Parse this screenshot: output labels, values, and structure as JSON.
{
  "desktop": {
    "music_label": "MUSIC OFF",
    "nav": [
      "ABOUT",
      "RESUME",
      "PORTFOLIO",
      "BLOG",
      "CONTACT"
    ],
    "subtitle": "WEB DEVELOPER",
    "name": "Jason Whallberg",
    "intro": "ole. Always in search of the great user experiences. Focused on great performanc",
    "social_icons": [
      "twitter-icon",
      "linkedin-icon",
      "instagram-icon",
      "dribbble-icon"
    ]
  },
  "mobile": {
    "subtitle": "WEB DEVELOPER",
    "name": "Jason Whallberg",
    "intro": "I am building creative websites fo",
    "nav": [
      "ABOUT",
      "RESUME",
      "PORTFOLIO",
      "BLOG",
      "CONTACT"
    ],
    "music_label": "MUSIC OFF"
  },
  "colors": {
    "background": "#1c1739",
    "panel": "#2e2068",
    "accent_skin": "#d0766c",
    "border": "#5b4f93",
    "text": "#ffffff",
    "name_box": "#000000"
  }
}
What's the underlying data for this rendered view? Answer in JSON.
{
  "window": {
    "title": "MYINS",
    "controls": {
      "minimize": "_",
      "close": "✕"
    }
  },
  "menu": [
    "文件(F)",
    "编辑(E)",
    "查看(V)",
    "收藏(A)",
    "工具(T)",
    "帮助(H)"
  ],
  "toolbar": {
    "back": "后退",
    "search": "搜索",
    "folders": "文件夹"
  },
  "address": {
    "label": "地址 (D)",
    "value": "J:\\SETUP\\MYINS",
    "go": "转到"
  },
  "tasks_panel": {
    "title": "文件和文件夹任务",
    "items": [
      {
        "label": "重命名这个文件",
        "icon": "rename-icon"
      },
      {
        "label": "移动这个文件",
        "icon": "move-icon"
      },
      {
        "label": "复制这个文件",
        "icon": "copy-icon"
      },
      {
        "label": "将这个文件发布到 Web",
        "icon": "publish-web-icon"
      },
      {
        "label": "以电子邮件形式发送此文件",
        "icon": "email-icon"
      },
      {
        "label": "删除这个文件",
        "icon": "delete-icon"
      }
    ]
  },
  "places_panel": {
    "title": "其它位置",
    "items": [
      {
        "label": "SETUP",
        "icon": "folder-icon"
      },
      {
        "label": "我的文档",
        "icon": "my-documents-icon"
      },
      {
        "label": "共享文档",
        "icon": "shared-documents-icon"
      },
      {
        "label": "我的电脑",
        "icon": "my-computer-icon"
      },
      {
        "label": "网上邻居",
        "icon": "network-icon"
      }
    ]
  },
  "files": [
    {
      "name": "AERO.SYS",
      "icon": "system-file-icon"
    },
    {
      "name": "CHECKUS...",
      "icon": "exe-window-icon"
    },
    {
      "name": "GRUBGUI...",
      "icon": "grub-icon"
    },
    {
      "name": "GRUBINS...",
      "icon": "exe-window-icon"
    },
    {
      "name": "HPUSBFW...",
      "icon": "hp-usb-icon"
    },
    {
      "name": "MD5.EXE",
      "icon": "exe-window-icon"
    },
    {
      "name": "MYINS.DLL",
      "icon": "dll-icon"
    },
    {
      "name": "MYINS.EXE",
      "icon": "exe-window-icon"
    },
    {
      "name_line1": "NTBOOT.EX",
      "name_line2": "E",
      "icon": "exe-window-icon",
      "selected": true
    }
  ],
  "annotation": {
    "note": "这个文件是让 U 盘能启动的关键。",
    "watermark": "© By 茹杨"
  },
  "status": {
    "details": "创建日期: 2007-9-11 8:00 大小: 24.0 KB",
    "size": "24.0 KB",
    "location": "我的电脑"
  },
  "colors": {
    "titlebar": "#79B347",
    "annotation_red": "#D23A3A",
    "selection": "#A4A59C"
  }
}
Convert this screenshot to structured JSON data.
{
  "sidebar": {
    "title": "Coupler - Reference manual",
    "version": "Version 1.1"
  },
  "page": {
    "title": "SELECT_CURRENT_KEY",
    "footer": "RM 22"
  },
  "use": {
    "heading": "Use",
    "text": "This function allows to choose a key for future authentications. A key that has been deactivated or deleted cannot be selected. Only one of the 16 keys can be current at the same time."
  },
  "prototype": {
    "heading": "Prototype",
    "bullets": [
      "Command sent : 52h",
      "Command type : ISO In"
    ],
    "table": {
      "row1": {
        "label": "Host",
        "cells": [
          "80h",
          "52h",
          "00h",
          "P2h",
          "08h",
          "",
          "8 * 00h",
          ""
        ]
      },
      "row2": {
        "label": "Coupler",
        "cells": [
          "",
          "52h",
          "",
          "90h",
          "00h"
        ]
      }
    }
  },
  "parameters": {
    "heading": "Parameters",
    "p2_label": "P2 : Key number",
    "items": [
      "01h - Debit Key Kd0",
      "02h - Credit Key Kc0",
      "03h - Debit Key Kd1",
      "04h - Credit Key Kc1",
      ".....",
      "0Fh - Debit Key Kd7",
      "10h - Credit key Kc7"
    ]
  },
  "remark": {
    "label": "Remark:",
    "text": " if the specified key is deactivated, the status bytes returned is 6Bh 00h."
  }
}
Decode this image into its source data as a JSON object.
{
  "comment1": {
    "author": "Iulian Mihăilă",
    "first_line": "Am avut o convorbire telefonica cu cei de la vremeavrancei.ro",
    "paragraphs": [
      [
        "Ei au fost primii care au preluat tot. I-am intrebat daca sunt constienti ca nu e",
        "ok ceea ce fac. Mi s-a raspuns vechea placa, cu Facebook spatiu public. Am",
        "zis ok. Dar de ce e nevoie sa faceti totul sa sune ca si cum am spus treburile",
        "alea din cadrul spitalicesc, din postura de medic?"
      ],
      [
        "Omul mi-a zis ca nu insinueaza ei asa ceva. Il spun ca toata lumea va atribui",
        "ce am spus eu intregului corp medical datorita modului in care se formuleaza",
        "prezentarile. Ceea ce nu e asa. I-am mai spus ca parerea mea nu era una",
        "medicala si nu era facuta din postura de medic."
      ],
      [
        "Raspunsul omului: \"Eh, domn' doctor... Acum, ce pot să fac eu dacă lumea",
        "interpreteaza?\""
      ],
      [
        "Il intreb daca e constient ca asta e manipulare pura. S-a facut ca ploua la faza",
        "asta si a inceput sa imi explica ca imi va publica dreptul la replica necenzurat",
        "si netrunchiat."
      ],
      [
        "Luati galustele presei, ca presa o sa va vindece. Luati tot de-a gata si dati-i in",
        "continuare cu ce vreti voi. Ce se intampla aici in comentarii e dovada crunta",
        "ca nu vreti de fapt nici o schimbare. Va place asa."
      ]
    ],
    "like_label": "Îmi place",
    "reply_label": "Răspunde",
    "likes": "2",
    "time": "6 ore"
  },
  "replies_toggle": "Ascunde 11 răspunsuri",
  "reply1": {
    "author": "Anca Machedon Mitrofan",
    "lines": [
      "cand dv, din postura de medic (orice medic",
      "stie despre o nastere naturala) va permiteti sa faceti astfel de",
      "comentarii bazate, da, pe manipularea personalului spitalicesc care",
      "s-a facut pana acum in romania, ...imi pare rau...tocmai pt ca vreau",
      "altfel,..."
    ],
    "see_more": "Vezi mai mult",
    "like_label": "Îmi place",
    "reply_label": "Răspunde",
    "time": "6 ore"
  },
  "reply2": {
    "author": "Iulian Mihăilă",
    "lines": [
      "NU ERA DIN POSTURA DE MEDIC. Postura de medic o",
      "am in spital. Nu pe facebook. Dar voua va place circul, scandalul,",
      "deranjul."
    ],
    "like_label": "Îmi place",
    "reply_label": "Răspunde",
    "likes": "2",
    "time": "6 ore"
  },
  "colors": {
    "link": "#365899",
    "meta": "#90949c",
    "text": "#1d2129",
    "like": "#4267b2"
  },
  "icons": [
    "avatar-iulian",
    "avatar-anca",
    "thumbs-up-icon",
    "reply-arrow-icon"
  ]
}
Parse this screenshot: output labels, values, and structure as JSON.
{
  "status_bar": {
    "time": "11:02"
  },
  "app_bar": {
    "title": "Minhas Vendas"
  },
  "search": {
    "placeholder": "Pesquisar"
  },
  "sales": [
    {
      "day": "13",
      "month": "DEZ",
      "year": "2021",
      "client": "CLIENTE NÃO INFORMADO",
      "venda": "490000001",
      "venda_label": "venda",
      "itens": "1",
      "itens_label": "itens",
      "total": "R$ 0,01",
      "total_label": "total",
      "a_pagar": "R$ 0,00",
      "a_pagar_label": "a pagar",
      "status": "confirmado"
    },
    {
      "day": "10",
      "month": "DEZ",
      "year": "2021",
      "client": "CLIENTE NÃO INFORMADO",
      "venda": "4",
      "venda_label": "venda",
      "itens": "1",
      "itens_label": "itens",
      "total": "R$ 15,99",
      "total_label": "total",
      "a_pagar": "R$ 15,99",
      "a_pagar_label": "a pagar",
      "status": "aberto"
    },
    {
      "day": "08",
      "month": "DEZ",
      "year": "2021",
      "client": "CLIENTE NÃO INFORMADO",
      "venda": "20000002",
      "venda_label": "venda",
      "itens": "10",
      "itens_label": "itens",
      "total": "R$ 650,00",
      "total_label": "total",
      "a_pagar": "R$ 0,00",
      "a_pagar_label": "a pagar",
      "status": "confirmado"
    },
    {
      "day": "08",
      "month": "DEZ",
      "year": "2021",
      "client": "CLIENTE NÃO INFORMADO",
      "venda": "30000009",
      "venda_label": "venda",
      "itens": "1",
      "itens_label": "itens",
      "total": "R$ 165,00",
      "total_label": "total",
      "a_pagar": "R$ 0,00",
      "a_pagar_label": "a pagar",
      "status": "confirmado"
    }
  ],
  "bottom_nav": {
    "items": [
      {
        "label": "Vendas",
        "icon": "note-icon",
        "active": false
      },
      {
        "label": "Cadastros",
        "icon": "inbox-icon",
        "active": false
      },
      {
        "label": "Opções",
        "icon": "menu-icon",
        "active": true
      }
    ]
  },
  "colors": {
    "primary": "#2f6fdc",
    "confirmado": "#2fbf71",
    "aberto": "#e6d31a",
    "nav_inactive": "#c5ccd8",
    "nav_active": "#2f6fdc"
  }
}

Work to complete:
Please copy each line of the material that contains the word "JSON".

Exercise solution:
Parse this screenshot: output labels, values, and structure as JSON.
What's the underlying data for this rendered view? Answer in JSON.
Convert this screenshot to structured JSON data.
Decode this image into its source data as a JSON object.
Parse this screenshot: output labels, values, and structure as JSON.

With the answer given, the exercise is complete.